SOURCE INFORMATION:
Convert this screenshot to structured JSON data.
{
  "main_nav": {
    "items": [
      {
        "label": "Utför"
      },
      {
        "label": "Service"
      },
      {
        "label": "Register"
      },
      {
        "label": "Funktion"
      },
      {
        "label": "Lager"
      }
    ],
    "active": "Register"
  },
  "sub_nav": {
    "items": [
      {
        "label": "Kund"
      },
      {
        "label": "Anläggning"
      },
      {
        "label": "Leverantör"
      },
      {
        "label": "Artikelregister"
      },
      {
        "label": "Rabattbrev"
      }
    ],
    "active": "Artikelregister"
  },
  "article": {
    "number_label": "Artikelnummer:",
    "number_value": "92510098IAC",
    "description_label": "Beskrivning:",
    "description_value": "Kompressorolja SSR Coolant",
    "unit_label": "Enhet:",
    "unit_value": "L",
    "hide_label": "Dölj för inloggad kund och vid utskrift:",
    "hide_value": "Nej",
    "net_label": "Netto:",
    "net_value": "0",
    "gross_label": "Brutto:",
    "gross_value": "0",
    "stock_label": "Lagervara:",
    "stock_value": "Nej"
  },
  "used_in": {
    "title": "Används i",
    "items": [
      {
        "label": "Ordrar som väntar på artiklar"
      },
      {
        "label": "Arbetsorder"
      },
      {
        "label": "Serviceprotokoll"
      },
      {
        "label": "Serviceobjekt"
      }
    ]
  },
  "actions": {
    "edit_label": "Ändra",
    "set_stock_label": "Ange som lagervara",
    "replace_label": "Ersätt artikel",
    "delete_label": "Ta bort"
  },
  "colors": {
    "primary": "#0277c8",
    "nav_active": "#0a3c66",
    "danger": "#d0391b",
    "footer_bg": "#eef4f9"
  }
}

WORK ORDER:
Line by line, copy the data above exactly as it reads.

RESPONSE:
Convert this screenshot to structured JSON data.
{
  "main_nav": {
    "items": [
      {
        "label": "Utför"
      },
      {
        "label": "Service"
      },
      {
        "label": "Register"
      },
      {
        "label": "Funktion"
      },
      {
        "label": "Lager"
      }
    ],
    "active": "Register"
  },
  "sub_nav": {
    "items": [
      {
        "label": "Kund"
      },
      {
        "label": "Anläggning"
      },
      {
        "label": "Leverantör"
      },
      {
        "label": "Artikelregister"
      },
      {
        "label": "Rabattbrev"
      }
    ],
    "active": "Artikelregister"
  },
  "article": {
    "number_label": "Artikelnummer:",
    "number_value": "92510098IAC",
    "description_label": "Beskrivning:",
    "description_value": "Kompressorolja SSR Coolant",
    "unit_label": "Enhet:",
    "unit_value": "L",
    "hide_label": "Dölj för inloggad kund och vid utskrift:",
    "hide_value": "Nej",
    "net_label": "Netto:",
    "net_value": "0",
    "gross_label": "Brutto:",
    "gross_value": "0",
    "stock_label": "Lagervara:",
    "stock_value": "Nej"
  },
  "used_in": {
    "title": "Används i",
    "items": [
      {
        "label": "Ordrar som väntar på artiklar"
      },
      {
        "label": "Arbetsorder"
      },
      {
        "label": "Serviceprotokoll"
      },
      {
        "label": "Serviceobjekt"
      }
    ]
  },
  "actions": {
    "edit_label": "Ändra",
    "set_stock_label": "Ange som lagervara",
    "replace_label": "Ersätt artikel",
    "delete_label": "Ta bort"
  },
  "colors": {
    "primary": "#0277c8",
    "nav_active": "#0a3c66",
    "danger": "#d0391b",
    "footer_bg": "#eef4f9"
  }
}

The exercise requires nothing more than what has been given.